Former owner Robert Tillman confirmed the $13.5-million sale to hotelier Lawrence Lui via email.

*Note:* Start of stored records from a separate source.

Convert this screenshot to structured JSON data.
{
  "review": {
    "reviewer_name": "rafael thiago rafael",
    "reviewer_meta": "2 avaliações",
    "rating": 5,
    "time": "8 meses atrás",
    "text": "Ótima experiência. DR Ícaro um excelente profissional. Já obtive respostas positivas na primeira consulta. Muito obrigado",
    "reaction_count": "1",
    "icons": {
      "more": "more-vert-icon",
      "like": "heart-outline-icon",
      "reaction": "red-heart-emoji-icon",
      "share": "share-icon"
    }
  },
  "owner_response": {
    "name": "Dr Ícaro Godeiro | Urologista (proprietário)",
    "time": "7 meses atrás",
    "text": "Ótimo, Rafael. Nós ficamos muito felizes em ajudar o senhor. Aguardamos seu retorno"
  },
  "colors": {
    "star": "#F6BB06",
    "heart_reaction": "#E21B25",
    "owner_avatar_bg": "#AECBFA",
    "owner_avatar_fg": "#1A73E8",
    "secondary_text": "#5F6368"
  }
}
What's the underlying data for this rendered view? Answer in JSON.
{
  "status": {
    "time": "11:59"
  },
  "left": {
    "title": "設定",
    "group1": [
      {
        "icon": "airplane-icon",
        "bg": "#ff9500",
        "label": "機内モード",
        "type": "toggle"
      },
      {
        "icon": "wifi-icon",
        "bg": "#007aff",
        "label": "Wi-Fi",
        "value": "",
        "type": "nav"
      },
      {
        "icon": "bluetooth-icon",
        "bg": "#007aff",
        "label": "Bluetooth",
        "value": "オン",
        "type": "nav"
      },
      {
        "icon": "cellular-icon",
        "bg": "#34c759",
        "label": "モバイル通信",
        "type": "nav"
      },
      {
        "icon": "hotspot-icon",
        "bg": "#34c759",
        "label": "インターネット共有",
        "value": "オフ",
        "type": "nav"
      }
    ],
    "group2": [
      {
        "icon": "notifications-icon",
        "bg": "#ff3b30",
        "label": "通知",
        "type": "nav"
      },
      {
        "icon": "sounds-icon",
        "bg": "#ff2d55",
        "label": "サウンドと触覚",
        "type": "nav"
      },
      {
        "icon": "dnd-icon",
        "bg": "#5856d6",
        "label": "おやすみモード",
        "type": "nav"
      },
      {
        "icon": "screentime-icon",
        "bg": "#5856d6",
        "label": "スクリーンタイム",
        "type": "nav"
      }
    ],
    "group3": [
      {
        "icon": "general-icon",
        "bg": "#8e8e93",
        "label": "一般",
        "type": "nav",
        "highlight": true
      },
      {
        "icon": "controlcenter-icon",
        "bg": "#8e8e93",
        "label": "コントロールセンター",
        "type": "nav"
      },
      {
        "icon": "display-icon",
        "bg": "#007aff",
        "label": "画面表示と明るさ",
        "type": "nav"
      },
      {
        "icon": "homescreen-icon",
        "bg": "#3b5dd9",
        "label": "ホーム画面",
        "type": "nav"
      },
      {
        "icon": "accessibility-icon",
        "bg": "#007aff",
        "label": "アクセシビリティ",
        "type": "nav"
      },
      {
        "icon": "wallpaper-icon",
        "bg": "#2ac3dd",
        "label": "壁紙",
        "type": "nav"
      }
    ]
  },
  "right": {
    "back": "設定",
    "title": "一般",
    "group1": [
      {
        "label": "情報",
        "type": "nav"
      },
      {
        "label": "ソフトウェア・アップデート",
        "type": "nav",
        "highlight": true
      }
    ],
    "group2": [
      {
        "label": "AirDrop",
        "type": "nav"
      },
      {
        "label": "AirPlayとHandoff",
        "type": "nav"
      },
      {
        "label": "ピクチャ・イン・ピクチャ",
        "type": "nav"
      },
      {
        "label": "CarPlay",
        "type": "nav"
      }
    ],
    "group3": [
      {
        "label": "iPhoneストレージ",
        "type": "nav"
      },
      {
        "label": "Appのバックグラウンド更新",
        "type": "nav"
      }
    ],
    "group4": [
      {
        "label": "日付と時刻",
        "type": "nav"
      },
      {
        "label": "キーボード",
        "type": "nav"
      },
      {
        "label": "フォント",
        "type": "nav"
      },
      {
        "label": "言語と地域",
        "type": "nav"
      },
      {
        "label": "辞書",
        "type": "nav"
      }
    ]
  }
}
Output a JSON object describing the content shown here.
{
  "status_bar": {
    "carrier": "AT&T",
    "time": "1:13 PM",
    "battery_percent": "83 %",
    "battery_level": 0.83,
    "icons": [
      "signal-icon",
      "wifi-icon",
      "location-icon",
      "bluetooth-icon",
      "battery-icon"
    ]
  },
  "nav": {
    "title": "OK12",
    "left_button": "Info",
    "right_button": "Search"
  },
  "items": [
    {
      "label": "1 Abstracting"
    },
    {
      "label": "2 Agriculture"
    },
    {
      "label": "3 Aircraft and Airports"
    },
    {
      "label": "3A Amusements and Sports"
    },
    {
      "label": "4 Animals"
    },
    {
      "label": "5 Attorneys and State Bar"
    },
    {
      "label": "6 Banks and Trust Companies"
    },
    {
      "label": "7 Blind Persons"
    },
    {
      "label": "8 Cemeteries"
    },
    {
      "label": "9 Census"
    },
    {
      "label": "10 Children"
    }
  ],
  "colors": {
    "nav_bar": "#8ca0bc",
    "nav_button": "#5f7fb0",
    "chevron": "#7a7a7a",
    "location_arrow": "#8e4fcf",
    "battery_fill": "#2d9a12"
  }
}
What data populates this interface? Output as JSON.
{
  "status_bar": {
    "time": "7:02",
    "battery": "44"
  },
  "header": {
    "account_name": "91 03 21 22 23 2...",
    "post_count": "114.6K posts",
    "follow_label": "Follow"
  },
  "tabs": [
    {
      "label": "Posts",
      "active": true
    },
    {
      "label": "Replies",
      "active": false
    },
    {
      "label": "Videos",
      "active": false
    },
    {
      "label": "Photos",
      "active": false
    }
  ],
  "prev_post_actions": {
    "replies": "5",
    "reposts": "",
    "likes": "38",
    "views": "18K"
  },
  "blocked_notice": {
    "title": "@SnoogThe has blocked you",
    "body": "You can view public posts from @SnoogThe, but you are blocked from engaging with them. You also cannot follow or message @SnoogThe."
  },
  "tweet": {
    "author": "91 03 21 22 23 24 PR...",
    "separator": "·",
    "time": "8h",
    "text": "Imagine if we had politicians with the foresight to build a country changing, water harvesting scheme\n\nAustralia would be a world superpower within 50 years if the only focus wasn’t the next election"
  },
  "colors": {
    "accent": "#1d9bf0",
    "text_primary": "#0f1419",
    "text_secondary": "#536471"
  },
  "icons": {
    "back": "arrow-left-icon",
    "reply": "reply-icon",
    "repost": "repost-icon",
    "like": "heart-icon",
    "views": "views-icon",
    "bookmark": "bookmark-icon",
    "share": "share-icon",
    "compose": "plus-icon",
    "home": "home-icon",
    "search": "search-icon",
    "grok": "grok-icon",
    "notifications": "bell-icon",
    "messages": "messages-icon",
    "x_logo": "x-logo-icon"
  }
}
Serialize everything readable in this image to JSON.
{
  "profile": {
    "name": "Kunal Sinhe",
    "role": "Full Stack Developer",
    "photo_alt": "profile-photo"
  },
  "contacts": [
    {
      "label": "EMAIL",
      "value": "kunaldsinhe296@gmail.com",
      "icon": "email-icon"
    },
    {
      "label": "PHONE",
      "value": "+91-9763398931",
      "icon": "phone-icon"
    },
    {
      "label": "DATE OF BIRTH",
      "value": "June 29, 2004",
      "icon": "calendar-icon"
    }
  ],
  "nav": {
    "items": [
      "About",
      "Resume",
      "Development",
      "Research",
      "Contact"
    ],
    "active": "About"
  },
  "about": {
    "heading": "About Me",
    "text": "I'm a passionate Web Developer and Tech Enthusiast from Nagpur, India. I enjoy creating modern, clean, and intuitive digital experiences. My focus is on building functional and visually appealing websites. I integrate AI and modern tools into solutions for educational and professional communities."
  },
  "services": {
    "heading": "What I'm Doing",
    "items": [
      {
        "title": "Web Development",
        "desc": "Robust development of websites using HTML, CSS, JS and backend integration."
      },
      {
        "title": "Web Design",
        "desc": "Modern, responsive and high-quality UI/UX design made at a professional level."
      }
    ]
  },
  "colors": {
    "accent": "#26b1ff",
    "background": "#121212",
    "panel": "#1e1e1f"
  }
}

According to a Bloomberg profile, Lui is the president of Stanford Hotels, which operates the SFO Hilton.

The SF Department of Building Inspection’s records reveal that the Mission Street site comes with permits “to erect eight stories [of] residential units with retail,” issued in November of 2018.

Those permits came at the end of a years-long battle with City Hall over Tillman’s plan to demolish the Wash Land Laundromat, which he says wasn’t making enough money, and to build a 75-unit housing development in its place.

The bitter battle over the project led Tillman to sue the city, though he abandoned the legal showdown after eventually getting final approval on his construction plans.

The $13.5-million payday is more than the $9 million offer from the Mission Economic Development Agency, who once wanted to buy the site and turn it into affordable housing, but less than the $18 million that Tillman contended the property was worth at the time.

In February of this year, developer Maximus Real Estate offered to buy the laundromat and turn it over for similar subsidized development as part of a grand bargain to gets its own ambitious Mission development (the so-called “Monster in the Mission” on 16th Street) built.

The building’s sardonic “historic laundromat” nickname stems from a 2018 study the city conducted to determine whether the property should be preserved as a historic asset.

The concern at the time was not that the building itself might have historic value, but that as the building’s onetime offices of certain local activist and nonprofit groups it might be worth preserving.

This did not turn out to be the case, and the contemptuous shorthand term has stuck with the building ever since.